This course is intended to impart an understanding of the vitality and rich diversity of contemporary American Indian societies, their histories, and their literatures, e.g., in the arts and expressive culture, governmental affairs both indigenous and external, economics, ecological relations and natural resources, health care, and family, social and religious life, oral traditions, world views and cultural values. This understanding is inclusive of both indigenous cultural and contact-historical expressions. An understanding of Tribal sovereignty and its varied meanings is key to this outcome.
Prereq: AIST 210
AIST 420 Native American Law
Cross-listed with LAW 949
Study of Tribal Sovereignty and interaction with the U.S. government at various levels with an emphasis on treaty rights, jurisdictional issues, the trust relationship, protection of lands, the eras of U.S. Indian policy, and the continued assertion of tribal rights and interests. LAW 949 is a law class and will be graded based on the norms and expectations to which law students are normally held. AIST 420 is an undergraduate course that will be assessed on a P/F basis according to the general norms and expectations for an upper division undergraduate course.
AIST 422 Contemporary Pacific Northwest Indians
Gen Ed: American Diversity
Cross-listed with ANTH 422 and RELS 422

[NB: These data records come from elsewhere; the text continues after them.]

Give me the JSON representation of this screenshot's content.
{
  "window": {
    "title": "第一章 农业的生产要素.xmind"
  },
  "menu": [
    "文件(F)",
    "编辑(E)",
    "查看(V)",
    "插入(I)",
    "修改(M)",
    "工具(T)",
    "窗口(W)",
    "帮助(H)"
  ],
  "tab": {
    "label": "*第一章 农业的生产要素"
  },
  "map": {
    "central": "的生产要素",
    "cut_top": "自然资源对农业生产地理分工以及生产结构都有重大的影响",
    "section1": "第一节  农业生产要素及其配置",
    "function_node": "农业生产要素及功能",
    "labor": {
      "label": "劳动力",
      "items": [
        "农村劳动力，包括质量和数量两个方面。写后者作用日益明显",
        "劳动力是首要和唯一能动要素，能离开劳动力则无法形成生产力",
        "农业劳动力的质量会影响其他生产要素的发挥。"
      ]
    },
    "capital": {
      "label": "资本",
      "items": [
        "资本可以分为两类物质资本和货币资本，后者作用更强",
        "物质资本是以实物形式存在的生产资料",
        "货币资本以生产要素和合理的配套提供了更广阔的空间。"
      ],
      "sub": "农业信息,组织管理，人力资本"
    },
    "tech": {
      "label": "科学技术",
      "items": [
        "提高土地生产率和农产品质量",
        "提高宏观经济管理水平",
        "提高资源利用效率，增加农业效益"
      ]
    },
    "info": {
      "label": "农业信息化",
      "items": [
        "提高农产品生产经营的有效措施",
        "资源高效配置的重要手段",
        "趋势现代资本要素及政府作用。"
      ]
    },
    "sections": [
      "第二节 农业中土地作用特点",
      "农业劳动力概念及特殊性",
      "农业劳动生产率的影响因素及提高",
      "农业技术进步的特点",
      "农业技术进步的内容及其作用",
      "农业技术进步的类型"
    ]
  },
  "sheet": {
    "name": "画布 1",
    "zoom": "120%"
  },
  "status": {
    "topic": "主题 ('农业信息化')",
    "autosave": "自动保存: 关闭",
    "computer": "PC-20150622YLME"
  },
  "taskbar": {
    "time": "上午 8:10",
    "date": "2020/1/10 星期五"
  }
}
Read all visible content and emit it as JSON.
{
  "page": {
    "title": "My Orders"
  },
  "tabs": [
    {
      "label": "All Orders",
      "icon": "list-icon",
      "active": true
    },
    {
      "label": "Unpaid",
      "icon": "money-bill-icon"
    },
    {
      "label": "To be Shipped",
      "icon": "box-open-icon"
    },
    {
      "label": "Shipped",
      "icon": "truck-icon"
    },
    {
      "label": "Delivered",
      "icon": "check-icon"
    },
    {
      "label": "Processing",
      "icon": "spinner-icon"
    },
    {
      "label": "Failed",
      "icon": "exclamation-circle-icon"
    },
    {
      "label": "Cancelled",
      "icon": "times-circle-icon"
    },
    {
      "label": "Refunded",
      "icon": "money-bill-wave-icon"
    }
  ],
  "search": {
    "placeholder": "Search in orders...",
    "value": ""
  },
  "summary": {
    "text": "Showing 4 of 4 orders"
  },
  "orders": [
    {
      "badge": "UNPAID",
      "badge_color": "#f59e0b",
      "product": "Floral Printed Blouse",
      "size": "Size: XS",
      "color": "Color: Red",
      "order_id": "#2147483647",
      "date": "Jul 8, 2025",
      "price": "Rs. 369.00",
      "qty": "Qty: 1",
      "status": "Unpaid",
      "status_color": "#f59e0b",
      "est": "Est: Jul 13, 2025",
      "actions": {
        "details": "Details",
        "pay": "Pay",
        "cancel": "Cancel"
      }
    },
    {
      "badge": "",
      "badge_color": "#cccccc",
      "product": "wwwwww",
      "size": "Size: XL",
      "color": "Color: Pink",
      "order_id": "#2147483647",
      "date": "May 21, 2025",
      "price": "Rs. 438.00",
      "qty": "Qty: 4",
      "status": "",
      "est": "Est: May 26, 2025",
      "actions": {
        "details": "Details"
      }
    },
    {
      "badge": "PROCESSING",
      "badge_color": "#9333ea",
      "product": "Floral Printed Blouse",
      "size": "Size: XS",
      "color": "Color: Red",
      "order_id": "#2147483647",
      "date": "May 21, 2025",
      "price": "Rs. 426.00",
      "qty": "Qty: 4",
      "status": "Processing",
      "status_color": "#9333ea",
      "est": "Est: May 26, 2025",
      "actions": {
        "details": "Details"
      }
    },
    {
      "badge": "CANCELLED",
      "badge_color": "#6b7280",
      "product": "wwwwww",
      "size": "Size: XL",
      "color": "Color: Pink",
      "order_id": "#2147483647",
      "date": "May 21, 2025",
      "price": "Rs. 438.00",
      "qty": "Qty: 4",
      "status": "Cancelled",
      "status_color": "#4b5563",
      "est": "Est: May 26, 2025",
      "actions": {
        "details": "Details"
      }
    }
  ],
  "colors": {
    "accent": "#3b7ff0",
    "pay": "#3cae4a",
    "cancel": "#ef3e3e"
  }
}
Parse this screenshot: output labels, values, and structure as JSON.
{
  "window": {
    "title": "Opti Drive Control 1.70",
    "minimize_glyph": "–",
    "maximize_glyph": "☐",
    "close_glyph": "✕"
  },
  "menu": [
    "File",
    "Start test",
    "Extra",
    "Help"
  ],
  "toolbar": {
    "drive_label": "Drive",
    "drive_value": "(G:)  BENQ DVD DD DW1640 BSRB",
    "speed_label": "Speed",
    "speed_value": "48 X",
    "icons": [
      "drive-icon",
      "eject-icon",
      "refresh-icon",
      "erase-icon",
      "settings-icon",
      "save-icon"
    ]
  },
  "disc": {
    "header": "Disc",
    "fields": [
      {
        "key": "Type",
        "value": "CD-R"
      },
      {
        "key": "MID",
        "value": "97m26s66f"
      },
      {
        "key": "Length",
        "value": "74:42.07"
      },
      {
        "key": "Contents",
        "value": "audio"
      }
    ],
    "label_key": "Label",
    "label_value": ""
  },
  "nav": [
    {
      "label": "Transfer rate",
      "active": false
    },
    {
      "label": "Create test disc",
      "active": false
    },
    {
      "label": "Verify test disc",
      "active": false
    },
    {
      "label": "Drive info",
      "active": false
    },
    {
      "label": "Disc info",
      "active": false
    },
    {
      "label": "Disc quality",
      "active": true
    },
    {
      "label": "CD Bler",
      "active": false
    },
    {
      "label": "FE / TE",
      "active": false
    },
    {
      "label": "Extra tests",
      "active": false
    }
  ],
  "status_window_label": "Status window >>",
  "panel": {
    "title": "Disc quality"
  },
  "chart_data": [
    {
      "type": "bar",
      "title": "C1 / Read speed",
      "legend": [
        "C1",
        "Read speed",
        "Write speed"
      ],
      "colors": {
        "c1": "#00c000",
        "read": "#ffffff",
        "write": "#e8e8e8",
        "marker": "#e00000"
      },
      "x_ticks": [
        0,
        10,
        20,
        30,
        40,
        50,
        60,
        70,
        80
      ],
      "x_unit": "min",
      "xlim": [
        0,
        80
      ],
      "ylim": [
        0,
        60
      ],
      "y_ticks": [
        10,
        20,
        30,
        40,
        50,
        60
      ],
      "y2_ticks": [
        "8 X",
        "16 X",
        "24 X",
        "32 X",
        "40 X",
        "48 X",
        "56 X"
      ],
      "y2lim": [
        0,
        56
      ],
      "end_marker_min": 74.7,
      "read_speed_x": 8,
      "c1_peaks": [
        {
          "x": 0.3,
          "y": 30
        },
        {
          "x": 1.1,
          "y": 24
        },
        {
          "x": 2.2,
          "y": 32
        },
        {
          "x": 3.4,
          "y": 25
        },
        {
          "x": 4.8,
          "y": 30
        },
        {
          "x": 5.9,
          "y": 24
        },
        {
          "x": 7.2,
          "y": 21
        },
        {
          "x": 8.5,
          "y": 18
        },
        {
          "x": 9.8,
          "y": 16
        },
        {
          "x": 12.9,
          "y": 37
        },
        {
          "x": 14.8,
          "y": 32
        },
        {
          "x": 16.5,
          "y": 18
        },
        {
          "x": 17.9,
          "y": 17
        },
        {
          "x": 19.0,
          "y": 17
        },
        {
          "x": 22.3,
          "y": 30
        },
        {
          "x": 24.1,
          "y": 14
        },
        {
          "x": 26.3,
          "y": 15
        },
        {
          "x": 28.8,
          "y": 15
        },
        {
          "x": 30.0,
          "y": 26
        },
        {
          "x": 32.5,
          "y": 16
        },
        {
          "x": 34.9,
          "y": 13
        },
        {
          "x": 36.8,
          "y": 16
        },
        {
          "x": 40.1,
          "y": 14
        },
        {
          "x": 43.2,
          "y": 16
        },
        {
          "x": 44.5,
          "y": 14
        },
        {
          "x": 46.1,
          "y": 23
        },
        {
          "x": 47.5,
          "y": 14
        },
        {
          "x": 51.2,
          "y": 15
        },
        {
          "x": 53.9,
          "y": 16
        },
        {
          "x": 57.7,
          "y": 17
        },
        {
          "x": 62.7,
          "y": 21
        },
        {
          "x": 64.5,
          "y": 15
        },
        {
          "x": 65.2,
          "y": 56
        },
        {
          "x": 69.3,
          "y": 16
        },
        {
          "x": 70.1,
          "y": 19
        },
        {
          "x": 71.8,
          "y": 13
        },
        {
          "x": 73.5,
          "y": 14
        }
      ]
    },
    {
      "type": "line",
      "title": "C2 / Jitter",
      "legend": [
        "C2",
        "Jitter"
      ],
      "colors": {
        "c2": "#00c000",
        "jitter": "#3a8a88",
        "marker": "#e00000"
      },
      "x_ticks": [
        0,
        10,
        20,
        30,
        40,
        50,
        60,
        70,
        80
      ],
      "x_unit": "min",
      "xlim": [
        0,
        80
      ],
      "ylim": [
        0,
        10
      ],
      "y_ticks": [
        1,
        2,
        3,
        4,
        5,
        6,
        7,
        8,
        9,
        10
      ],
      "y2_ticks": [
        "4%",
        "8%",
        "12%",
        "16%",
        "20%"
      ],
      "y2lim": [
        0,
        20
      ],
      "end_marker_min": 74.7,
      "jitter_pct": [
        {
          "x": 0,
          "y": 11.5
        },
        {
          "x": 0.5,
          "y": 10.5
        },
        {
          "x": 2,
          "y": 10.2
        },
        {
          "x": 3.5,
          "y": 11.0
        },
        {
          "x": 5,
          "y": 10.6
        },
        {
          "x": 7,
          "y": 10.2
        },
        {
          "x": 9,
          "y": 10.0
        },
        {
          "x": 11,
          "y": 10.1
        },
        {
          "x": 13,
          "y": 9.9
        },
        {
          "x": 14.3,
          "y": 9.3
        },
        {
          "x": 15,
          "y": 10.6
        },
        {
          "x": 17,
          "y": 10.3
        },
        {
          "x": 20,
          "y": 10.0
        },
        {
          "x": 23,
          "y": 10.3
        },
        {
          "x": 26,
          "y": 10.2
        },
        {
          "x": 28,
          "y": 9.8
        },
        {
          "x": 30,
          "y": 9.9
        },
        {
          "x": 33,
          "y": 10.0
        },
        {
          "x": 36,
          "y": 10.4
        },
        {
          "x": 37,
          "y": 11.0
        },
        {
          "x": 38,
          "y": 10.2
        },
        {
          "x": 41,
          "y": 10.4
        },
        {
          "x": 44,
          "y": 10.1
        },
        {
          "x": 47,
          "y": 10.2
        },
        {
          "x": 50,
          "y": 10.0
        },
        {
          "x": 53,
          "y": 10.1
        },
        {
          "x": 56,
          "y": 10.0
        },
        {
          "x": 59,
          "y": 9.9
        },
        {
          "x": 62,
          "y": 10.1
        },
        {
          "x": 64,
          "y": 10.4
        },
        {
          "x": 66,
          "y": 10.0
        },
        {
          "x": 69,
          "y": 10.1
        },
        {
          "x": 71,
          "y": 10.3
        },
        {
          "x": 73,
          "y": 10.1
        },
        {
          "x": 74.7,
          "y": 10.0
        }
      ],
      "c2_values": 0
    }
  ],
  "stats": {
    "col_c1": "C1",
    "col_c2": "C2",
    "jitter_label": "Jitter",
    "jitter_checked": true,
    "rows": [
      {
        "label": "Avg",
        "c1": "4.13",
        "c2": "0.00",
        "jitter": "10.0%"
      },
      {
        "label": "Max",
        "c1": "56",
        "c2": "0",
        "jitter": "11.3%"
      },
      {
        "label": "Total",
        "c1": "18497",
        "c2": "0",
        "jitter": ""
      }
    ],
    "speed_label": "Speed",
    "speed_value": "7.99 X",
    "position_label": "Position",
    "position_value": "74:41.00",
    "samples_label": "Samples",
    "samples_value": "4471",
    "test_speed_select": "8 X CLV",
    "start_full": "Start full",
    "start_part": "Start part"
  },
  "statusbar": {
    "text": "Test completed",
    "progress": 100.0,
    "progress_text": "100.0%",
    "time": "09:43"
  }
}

This course is intended to impart an understanding of the vitality and rich diversity of contemporary Pacific Northwest American Indian societies, their histories, and their literatures, e.g., in the arts and expressive culture, in governmental affairs both indigenous and external, in economics, ecological relations and natural resources, in health care, and in family, social and religious life, in oral traditions, in world views and cultural values. This understanding is inclusive of both indigenous cultural, as well as contact-historical, expressions. An understanding of Tribal sovereignty and its varied meanings is key to this outcome. ANTH 422 is cooperative: open to WSU degree-seeking students.
AIST 478 Tribal Nation Economics and Law
Cross-listed with LAW 928
Survey of economic development strategies by various Tribal Nations, including an overview of federal incentive programs and disincentives for the growth of strong tribal economies. Tribal legal codes, commercial projects, and federal Indian law parameters will be discussed. Topics will include: the tribal government-owned corporate model, gaming enterprises, economic diversification, the federal 8(a) program, limitations on tribal tax-exempt bond offerings, and value-added on-reservation products. LAW 928 is a law class and will be graded based on the norms and expectations to which law students are normally held. AIST 478 is an undergraduate course that will be assessed on a P/F basis according to the general norms and expectations for an upper division undergraduate course. (Spring, alt/years)
AIST 484 American Indian Literature
AIST 498 (s) Internship
Supervised internship in an Indian community setting, integrating academic study with work experience; requires formal plan of activities to be approved by the on site supervisor and assigned faculty member; a final written report will be evaluated by the assigned faculty member.
AIST 499 (s) Directed Study